But the new BA.5 sub-variant, which is becoming dominant in Germany, may affect people more strongly. 

“The wheel is turning more towards disease again,” said Drosten. It is not true that a virus automatically becomes more and more harmless in the course of evolution. “That makes me even more worried about the autumn,” he said.

Drosten recommends wearing masks indoors during the colder months, saying it is “the least painful” measure.

If, in addition, “up to 40 million people could be immunised or given a booster vaccination” before winter, for example by urgently calling for company vaccinations, that would “really make a difference”, Drosten said.

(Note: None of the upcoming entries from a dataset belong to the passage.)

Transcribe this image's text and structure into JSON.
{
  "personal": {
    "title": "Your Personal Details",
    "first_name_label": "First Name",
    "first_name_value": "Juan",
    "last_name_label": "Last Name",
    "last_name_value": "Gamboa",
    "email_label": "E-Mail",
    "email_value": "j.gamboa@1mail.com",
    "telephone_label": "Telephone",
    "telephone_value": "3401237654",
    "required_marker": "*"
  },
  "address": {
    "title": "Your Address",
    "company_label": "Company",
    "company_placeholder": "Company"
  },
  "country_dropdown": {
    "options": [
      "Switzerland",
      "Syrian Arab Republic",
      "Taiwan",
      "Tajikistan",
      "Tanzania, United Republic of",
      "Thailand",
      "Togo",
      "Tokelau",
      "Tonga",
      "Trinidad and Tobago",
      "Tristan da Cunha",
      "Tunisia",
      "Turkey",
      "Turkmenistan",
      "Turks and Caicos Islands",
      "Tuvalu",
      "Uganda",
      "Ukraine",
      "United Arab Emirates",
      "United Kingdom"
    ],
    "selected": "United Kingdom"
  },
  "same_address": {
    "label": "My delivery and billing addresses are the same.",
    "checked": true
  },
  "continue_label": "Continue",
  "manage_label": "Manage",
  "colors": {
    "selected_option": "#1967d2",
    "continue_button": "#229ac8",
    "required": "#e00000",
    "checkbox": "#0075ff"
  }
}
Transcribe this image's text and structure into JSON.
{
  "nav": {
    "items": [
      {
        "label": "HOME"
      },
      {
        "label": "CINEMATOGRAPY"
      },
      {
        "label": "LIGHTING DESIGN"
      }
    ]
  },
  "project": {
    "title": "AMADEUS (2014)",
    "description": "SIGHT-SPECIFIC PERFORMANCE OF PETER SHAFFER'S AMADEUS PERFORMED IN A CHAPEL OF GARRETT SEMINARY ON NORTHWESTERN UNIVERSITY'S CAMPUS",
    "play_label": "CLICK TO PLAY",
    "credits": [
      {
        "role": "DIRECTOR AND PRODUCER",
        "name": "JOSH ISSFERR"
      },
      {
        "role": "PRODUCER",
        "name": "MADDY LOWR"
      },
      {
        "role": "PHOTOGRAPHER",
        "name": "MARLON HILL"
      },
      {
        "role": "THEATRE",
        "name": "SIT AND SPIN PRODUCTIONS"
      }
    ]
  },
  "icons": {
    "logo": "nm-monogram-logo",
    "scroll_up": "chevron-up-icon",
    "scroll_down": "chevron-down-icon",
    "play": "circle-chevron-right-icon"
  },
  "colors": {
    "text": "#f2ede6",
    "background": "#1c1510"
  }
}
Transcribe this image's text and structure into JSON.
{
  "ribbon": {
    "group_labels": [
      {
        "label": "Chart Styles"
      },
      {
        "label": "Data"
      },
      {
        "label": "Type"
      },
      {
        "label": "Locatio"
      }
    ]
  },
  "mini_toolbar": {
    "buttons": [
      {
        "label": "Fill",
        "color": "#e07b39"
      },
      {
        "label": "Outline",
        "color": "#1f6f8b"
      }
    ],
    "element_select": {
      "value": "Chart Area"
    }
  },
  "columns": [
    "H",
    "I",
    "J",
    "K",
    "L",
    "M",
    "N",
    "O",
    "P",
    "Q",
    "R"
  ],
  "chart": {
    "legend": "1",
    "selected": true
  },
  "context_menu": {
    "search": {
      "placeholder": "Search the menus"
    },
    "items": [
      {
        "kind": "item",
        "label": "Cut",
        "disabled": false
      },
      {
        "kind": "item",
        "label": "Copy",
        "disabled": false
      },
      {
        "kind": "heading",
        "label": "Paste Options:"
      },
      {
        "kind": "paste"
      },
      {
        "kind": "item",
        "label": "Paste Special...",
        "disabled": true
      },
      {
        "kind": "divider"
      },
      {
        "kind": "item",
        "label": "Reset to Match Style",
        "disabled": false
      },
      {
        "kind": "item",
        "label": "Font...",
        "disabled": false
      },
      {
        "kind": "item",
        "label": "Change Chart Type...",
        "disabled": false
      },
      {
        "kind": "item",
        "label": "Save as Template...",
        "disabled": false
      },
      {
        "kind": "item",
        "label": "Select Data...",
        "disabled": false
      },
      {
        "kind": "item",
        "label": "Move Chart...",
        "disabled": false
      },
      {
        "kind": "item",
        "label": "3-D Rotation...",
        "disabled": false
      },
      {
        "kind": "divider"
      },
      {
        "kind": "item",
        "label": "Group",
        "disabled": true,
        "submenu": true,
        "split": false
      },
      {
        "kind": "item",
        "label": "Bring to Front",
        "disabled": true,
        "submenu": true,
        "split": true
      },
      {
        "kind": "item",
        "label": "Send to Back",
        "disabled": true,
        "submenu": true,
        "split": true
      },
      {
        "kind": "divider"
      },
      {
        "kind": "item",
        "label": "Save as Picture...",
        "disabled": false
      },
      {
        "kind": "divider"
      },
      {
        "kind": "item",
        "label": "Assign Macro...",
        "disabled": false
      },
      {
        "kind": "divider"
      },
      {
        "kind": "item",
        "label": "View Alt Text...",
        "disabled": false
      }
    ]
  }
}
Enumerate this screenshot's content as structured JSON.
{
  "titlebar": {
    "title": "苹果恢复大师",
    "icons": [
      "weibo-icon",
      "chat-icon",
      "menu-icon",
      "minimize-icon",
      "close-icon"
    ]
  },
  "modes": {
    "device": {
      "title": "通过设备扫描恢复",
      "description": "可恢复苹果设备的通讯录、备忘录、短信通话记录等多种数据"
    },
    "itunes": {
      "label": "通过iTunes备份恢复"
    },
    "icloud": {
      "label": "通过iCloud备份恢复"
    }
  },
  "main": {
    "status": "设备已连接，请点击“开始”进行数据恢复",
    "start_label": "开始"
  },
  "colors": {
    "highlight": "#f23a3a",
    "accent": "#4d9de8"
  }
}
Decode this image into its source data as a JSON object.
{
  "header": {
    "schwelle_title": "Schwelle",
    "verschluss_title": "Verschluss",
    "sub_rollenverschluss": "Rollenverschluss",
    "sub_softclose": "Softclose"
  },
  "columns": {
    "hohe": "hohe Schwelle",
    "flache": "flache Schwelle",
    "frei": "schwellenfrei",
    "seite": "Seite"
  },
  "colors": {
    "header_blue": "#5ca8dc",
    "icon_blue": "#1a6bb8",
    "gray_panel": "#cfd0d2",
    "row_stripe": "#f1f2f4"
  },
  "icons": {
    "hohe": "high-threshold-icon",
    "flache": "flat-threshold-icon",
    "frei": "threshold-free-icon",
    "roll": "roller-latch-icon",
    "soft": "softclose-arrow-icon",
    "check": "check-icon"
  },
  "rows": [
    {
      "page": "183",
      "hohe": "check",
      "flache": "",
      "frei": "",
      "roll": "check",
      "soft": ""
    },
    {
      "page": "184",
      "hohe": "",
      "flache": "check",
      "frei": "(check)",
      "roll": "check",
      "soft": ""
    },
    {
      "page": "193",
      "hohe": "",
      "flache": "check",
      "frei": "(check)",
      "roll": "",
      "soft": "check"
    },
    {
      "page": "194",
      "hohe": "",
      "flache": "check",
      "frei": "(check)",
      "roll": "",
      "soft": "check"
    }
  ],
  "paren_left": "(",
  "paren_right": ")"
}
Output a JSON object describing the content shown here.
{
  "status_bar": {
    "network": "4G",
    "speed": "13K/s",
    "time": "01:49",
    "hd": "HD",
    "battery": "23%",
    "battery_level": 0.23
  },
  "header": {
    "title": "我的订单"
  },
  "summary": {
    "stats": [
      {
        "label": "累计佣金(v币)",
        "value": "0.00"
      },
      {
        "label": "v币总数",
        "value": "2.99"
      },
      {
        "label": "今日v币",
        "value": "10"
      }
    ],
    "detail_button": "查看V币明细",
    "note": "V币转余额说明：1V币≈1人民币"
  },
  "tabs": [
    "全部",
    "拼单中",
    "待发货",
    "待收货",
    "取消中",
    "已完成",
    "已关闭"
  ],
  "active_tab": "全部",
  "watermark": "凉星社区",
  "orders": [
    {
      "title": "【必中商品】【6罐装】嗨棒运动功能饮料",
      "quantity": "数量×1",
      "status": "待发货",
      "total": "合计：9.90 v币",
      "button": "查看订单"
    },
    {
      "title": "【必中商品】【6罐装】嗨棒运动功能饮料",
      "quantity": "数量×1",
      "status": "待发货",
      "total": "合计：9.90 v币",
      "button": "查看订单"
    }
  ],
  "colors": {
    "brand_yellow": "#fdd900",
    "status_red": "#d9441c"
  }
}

In the long term, he said it’s inevitable that people will become infected with coronavirus.

He said the population immunity due to vaccinations and infections will at some point be so strong that the virus will become less important. “Then we will be in an endemic state,” said Drosten. In the worst case, however, this could take “several more winters”.

However, Drosten warned against people trying to deliberately infect themselves with Covid, saying getting the infection in summer doesn’t mean people will be protected in winter. 

Drosten himself said he has not yet contracted Covid-19.

“So far, I guess I’ve just been lucky,” he said. “I rarely put myself in risky situations, but I’m not overly cautious either.”

‘Pandemic depends on behaviour’

According to the Robert Koch Institute (RKI)’s latest weekly report, more outbreaks are occurring in care homes, and the number of patients in intensive care units is slightly rising as infections go up. 

The institute said there had been a 23 percent increase in the 7-day incidence compared to the previous week. On Friday the 7-day incidence stood at 618.2 infections per 100,000 people. There were 108,190 infections within the latest 24 hour period and 90 deaths. 

“The further course of the pandemic depends not only on the occurrence of new virus variants and the uptake of vaccinations on offer, it also depends to a large extent on the behaviour of the population,” said the RKI.

According to the DIVI intensive care register, the number of Covid-19 patients in ICUs had increased to 810 on Thursday this week, from about 600 at the beginning of the month.

However, that number is still low compared to previous Covid peaks when thousands of people were in intensive care in Germany.